TASK TO CARRY OUT → When you repeat the entries, reproduce each line exactly and omit every picture.

Excerpts from an interface dataset →
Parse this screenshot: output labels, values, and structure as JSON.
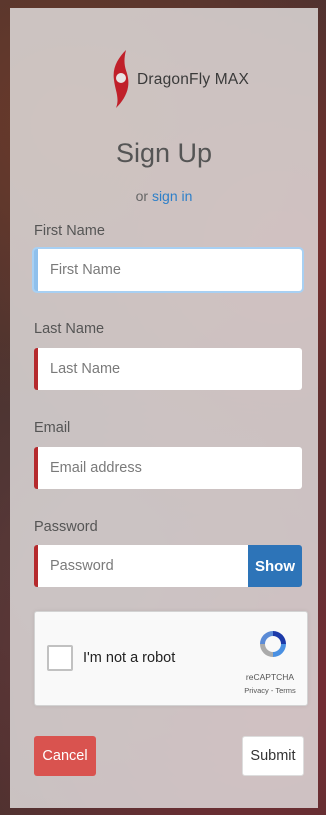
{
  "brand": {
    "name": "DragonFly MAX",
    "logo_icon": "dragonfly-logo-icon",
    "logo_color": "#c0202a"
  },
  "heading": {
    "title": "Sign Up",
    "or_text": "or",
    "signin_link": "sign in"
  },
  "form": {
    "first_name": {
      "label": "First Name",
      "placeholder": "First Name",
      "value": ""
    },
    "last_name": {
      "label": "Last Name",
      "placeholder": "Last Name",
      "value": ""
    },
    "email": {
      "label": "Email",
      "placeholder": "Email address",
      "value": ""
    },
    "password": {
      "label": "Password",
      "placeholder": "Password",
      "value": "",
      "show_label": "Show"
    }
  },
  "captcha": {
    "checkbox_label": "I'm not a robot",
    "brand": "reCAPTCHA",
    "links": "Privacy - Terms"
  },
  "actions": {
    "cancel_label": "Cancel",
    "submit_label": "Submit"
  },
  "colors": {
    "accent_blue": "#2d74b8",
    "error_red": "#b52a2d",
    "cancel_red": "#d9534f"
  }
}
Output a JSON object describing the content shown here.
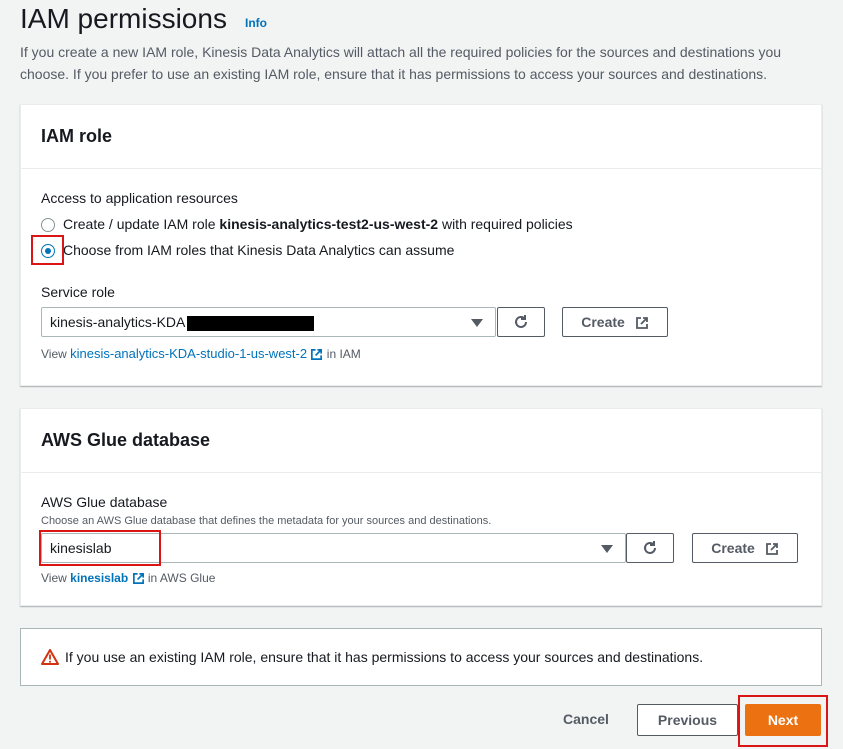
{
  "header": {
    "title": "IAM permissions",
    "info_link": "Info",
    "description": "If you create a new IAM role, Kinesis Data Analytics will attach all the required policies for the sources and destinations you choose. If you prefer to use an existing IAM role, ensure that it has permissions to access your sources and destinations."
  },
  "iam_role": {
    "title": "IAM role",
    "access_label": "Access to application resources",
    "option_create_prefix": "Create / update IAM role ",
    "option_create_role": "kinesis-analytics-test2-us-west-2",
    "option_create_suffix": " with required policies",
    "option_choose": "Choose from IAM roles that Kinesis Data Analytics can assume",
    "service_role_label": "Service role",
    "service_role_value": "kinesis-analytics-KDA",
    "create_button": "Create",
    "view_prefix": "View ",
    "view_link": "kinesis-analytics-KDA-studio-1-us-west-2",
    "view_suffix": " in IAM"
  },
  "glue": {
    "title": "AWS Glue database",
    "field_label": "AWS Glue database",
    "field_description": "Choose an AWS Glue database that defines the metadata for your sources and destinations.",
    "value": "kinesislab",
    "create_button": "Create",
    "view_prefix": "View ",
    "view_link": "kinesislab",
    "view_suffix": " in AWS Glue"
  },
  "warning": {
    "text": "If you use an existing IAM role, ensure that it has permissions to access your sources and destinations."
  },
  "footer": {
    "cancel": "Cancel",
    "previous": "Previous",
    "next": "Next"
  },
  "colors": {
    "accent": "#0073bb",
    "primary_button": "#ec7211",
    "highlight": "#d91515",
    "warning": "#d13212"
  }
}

RESULT FOR THIS TASK →
Parse this screenshot: output labels, values, and structure as JSON.
{
  "brand": {
    "name": "DragonFly MAX",
    "logo_icon": "dragonfly-logo-icon",
    "logo_color": "#c0202a"
  },
  "heading": {
    "title": "Sign Up",
    "or_text": "or",
    "signin_link": "sign in"
  },
  "form": {
    "first_name": {
      "label": "First Name",
      "placeholder": "First Name",
      "value": ""
    },
    "last_name": {
      "label": "Last Name",
      "placeholder": "Last Name",
      "value": ""
    },
    "email": {
      "label": "Email",
      "placeholder": "Email address",
      "value": ""
    },
    "password": {
      "label": "Password",
      "placeholder": "Password",
      "value": "",
      "show_label": "Show"
    }
  },
  "captcha": {
    "checkbox_label": "I'm not a robot",
    "brand": "reCAPTCHA",
    "links": "Privacy - Terms"
  },
  "actions": {
    "cancel_label": "Cancel",
    "submit_label": "Submit"
  },
  "colors": {
    "accent_blue": "#2d74b8",
    "error_red": "#b52a2d",
    "cancel_red": "#d9534f"
  }
}
Output a JSON object describing the content shown here.
{
  "header": {
    "title": "IAM permissions",
    "info_link": "Info",
    "description": "If you create a new IAM role, Kinesis Data Analytics will attach all the required policies for the sources and destinations you choose. If you prefer to use an existing IAM role, ensure that it has permissions to access your sources and destinations."
  },
  "iam_role": {
    "title": "IAM role",
    "access_label": "Access to application resources",
    "option_create_prefix": "Create / update IAM role ",
    "option_create_role": "kinesis-analytics-test2-us-west-2",
    "option_create_suffix": " with required policies",
    "option_choose": "Choose from IAM roles that Kinesis Data Analytics can assume",
    "service_role_label": "Service role",
    "service_role_value": "kinesis-analytics-KDA",
    "create_button": "Create",
    "view_prefix": "View ",
    "view_link": "kinesis-analytics-KDA-studio-1-us-west-2",
    "view_suffix": " in IAM"
  },
  "glue": {
    "title": "AWS Glue database",
    "field_label": "AWS Glue database",
    "field_description": "Choose an AWS Glue database that defines the metadata for your sources and destinations.",
    "value": "kinesislab",
    "create_button": "Create",
    "view_prefix": "View ",
    "view_link": "kinesislab",
    "view_suffix": " in AWS Glue"
  },
  "warning": {
    "text": "If you use an existing IAM role, ensure that it has permissions to access your sources and destinations."
  },
  "footer": {
    "cancel": "Cancel",
    "previous": "Previous",
    "next": "Next"
  },
  "colors": {
    "accent": "#0073bb",
    "primary_button": "#ec7211",
    "highlight": "#d91515",
    "warning": "#d13212"
  }
}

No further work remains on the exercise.